**Exercise**
The reply must reproduce each line below exactly.

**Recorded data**

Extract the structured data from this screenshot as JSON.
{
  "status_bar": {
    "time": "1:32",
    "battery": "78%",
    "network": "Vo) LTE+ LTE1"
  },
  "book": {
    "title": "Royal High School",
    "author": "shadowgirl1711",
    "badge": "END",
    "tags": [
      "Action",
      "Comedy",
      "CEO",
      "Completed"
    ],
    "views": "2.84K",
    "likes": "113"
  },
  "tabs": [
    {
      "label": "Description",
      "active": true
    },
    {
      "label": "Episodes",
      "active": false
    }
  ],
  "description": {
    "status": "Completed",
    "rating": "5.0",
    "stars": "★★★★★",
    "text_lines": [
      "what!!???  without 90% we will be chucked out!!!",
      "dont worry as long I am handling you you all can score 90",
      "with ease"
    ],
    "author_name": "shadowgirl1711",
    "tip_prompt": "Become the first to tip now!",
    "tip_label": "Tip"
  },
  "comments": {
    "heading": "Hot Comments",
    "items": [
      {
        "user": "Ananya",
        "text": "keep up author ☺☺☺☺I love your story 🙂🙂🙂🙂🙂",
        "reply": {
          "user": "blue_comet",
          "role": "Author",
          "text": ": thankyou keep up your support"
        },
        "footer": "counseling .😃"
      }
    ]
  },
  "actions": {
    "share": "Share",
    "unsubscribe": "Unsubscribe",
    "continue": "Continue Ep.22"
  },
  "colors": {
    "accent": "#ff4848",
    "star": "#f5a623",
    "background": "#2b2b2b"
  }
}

**Solution**
Extract the structured data from this screenshot as JSON.
{
  "status_bar": {
    "time": "1:32",
    "battery": "78%",
    "network": "Vo) LTE+ LTE1"
  },
  "book": {
    "title": "Royal High School",
    "author": "shadowgirl1711",
    "badge": "END",
    "tags": [
      "Action",
      "Comedy",
      "CEO",
      "Completed"
    ],
    "views": "2.84K",
    "likes": "113"
  },
  "tabs": [
    {
      "label": "Description",
      "active": true
    },
    {
      "label": "Episodes",
      "active": false
    }
  ],
  "description": {
    "status": "Completed",
    "rating": "5.0",
    "stars": "★★★★★",
    "text_lines": [
      "what!!???  without 90% we will be chucked out!!!",
      "dont worry as long I am handling you you all can score 90",
      "with ease"
    ],
    "author_name": "shadowgirl1711",
    "tip_prompt": "Become the first to tip now!",
    "tip_label": "Tip"
  },
  "comments": {
    "heading": "Hot Comments",
    "items": [
      {
        "user": "Ananya",
        "text": "keep up author ☺☺☺☺I love your story 🙂🙂🙂🙂🙂",
        "reply": {
          "user": "blue_comet",
          "role": "Author",
          "text": ": thankyou keep up your support"
        },
        "footer": "counseling .😃"
      }
    ]
  },
  "actions": {
    "share": "Share",
    "unsubscribe": "Unsubscribe",
    "continue": "Continue Ep.22"
  },
  "colors": {
    "accent": "#ff4848",
    "star": "#f5a623",
    "background": "#2b2b2b"
  }
}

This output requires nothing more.